The birdlife was much as I expected, 29 species recorded in all, but there were a couple of new ones for the site, reed bunting and oystercatcher. Overall, that’s 62 species recorded at the reserve since I did the first reserve survey in early 2014.  I also saw my first spotted flycatchers of the year, three in all; these are one of my favourite of our summer visitors.

Walking around the Moss, there were signs that spring is moving on; the blue bells have nearly finished and the hawthorn is out in blossom, showing that summer can’t be far away.

Mr Angry disturbs bird survey

This morning was perfect for my first Breeding Bird Survey of the spring for Cheshire Wildlife Trust (CWT).  With a milky sun peeping through the cloud, a light breeze and (relatively) warm air, I set out to count the birds at the Trust’s Bagmere reserve.

After two years of doing both Winter Bird Surveys and Breeding Bird Surveys for CWT, there’s a bit of a change this spring.
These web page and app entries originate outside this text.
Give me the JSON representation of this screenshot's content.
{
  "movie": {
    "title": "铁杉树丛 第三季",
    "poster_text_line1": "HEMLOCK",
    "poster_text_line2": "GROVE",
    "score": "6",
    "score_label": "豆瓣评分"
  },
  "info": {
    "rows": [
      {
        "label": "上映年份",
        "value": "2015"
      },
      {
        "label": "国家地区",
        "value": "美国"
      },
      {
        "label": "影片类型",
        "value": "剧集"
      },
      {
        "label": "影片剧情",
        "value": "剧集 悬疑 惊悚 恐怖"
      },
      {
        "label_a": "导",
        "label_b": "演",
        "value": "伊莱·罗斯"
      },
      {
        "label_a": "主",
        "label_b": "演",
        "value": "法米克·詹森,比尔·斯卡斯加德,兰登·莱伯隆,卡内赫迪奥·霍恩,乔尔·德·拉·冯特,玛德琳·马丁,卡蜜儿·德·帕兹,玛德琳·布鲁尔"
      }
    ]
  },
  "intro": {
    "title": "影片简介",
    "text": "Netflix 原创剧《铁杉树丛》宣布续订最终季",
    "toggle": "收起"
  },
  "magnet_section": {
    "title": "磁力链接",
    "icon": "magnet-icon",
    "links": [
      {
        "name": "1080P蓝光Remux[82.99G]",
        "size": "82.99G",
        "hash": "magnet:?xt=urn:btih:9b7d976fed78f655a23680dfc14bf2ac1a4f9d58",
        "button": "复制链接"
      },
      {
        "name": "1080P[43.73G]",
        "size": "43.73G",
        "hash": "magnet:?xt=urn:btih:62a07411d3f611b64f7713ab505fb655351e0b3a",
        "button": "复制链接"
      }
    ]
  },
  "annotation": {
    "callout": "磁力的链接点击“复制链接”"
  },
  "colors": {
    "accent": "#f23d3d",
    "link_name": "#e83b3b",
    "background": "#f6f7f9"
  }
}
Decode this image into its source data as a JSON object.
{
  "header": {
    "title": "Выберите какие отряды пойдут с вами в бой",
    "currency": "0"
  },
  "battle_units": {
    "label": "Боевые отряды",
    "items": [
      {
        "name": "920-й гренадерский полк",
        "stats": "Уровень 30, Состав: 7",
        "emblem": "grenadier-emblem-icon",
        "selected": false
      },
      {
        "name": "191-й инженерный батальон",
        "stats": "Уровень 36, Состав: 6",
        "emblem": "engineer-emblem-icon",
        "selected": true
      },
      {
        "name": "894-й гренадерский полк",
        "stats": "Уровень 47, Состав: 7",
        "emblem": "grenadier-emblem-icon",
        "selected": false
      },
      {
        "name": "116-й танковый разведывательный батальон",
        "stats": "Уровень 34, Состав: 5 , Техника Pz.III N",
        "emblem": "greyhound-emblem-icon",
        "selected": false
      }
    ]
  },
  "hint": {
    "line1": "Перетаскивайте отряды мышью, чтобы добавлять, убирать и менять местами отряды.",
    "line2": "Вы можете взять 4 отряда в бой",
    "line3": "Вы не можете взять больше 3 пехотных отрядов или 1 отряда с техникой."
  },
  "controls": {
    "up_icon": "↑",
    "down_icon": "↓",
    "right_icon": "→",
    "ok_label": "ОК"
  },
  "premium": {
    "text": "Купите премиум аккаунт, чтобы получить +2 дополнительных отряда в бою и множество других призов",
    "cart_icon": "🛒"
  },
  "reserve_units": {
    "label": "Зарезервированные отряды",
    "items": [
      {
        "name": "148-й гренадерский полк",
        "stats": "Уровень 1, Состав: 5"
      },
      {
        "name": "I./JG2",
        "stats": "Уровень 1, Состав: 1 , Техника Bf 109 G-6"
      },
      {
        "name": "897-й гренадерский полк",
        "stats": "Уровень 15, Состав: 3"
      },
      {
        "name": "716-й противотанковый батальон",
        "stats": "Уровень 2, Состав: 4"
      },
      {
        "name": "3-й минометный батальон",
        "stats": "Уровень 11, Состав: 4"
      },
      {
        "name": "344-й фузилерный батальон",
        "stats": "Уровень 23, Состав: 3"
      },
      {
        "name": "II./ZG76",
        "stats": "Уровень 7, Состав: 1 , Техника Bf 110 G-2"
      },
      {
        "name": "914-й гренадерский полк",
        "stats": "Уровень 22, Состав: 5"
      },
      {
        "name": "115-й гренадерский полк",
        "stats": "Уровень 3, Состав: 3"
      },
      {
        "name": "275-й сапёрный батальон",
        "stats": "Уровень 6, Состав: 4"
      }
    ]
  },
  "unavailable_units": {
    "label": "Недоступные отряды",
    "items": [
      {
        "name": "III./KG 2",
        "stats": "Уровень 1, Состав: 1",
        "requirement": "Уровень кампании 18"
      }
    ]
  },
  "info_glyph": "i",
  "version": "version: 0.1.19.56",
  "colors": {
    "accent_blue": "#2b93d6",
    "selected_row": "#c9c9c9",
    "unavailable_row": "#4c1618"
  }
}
The Trust has been developing an amended methodology, so things are a little delayed this year.  Instead of having one transect at Bagmere (and the Blakenhall Moss site that I also survey), it is divided into compartments of different habitats.  Bagmere is divided into several grassland, woodland and fenland compartments, in which the birds are recorded separately to show what birdlife the different habitats support.  This morning was my first outing with the new methodology and it worked well and clearly showed some differences between the various areas.

As I’ve written before, a bird survey on a spring morning is an idyllic way to spend a bit of time, wandering through the fields and woodlands, listening to the birds singing in their breeding prime.  Today was as good a morning as there has been when I’ve done a survey and Bagmere was lovely with the flowers starting to show and the leaves beginning to unfurl on the trees.

All was peaceful…apart from this whitethroat who called out in alarm as I passed on the way out and the way back.  He seemed to see me as a great threat and flew from bush to bush berating and scolding me until I was outside of his territory.

Common Whitethroat


An uplifting break in the weather

It seems a long time since I was out in the sunshine, so this morning when I woke to a blue sky, I went to Bagmere to do the final Winter Bird Survey for site this season.  After all the miserable weather and the dark mornings and evenings, a bit of sun can really lift the spirits.

Whilst the sun was shining, the wind was close to being too strong to allow me to do the survey.  However, when I got down into the shallow bowl in which Bagmere sits, it was sheltered from the worst of the wind and I could more than easily hear all the birds in the surrounding area.


There wasn’t a great deal of bird activity and I didn’t get a particularly great list of species.  Unfortunately, willow tits were again missing from my records; after seeing them at Bagmere last time out there, I hoped I’d get them again.  Some nest boxes were put up for them last year and hopefully these will encourage them to breed.  The breeding bird surveys at Bagmere and Blakenhall Moss (both Cheshire Wildlife Trust reserves) start again next month, so I’ll soon see!


Not long after returning home, the clouds came across and it started to pour with rain and hail – usual service had resumed!